Tag Archives: Loudon County

John Muir on Roane County

{Robert Bailey – Roane County Historian}

John Muir, (1838-1914), was a well-known conservationist and naturalist. In 1892 he founded the Sierra Club and served as president until his death. Muir helped to establish the Sequoia and Yosemite National Parks. In 1867, he began what was called “the thousand-mile walk to the Gulf” collecting plants and passed through Roane County. The following is from his journal about his trek through Roane County:

“September 12 [1867]. Awoke drenched with mountain mist, which made a grand show, as it moved away before the hot sun. Passed Montgomery [which was the county seat of Morgan County at that time], a shabby village at the head of the east slope of the Cumberland Mountains. Obtained breakfast in a clean house and began the descent of the mountains. Obtained fine views of a wide, open country, and distant flanking ridges and spurs. Crossed a wide cool stream [which would have been the Emory River], a branch of the Clinch River. There is nothing more eloquent in Nature than a mountain stream, and this is the first I ever saw. Its banks are luxuriantly peopled with rare and lovely flowers and overarching trees, making one of Nature’s coolest and most hospitable places. Every tree, every flower, every ripple and eddy of this lovely stream seemed solemnly to feel the presence of the great Creator. Lingered in this sanctuary a long time thanking the Lord with all my heart for his goodness in allowing me to enter and enjoy it. Discovered two ferns, Dicksonia and a small matted polypod on trees, common farther South. Also a species of magnolia with very large leaves and scarlet conical fruit. Near this stream, I spent some joyous time in a grand rock-dwelling full of mosses, birds, and flowers. Most heavenly place I ever entered. The long narrow valleys of the mountainside, all well watered and nobly adorned with oaks, magnolias, laurels, azaleas, asters, ferns, Hypnum mosses, Madotheca, etc. Also towering clumps of beautiful hemlocks. The hemlock, judging from the common species of Canada, I regarded as the least noble of the conifers. But those of the eastern valleys of the Cumberland Mountains are as perfect in form and regal in port as the pines themselves. The latter abundant. Obtained fine glimpses from open places as I descended to the great valley between these mountains and the Unaka Mountains on the state line. Forded the Clinch, a beautiful clear stream, that knows many of the dearest mountain retreats that ever heard the music of running water. Reached Kingston before dark. Sent back my plant collections by express to my brother in Wisconsin. September 15 [1867]. Walked all day across small parallel valleys that flute the surface of the one wide valley. These flutings appear to have been formed by lateral pressure, are fertile, and contain some fine forms, though the seal of war is on all things. The roads never seem to proceed with any fixed purpose, but wonder as if lost. In seeking the way to Philadelphia [this was in Monroe County, near the Roane County line. It became a part of Loudon County in 1870], I was told by a buxom Tennessee ‘gal’ that over the hills was much the nearer way, that she always went that way, and that surely I could travel it.

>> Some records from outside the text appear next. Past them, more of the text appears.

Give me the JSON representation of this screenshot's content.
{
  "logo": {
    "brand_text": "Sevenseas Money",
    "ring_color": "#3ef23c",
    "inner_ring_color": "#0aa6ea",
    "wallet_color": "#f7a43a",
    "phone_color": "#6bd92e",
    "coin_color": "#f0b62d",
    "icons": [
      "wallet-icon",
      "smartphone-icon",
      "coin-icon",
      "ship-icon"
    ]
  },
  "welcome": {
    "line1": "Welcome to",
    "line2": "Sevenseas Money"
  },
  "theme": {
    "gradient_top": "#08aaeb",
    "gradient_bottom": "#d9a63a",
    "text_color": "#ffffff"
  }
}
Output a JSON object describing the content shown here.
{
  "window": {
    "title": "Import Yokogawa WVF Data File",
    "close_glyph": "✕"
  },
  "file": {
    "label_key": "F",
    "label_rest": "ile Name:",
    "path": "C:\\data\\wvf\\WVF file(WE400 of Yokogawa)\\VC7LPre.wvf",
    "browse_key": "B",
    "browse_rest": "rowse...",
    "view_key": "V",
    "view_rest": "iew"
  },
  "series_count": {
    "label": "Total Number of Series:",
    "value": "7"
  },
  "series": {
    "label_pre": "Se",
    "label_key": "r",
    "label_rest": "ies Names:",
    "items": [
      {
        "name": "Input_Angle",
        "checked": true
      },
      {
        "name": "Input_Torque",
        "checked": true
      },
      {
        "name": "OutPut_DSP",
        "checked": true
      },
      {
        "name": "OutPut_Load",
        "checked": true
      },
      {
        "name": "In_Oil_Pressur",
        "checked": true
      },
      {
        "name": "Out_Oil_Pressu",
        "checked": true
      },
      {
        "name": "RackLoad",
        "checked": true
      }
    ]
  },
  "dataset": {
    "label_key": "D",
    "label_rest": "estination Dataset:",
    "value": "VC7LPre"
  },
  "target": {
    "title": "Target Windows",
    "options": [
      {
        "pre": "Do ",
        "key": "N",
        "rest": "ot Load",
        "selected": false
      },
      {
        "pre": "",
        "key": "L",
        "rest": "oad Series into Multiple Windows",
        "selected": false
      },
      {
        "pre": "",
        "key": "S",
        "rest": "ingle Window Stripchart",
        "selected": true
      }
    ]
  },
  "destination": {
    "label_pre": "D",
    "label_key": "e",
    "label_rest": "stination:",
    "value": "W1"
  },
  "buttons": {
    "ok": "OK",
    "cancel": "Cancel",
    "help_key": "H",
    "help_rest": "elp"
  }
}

Originally written for the Roane County Newsletter to the Community, August 2018.

Rachel Rose Parker

{Robert Bailey – Roane County Historian}

Rachel Rose Parker, of Kingston, passed away February 16, 2017. She was Roane County Historian from 1994 until 1996, when she resigned, and I (Robert Bailey) became the county historian. Rachel and her husband, J. Clyde “Babe” Parker, the banker at Kingston Bank and Trust, were very much interested in Roane County’s history. Rachel and “Babe” were instrumental in saving the Old Roane Courthouse and preserving the Fort Southwest Point site. They also collected many photographs and historical records which are now stored at the Old Roane County Courthouse. She was born “south of the river” of which she was proud. She married “Babe” in 1939 in Loudon County, and they had one son, Frank Parker. Except for a short time during the depression when her family moved to Ohio, she lived her entire life in Roane County. She was very much interested in politics. She ran for Kingston City Mayor in 1973 and lost to Jim Henry. From there, Jim Henry went on to serve in the Tennessee House of Representatives and is currently deputy to Governor Haslam and chief of staff. Those who knew her know that she lived a full life, probably enough for 20 lives. She will be remembered for all of her adventures and stories that Babe told about her including the time that she almost got arrested in Russia and the time that she won a pig in a contest held by Brownie Ellis. She made Babe hold the pig in the back of the car while Rachel drove. Fortunately, her father was able to take the pig to his farm. She was a special lady.

Originally written for the Roane County Newsletter to the Community, March 2017.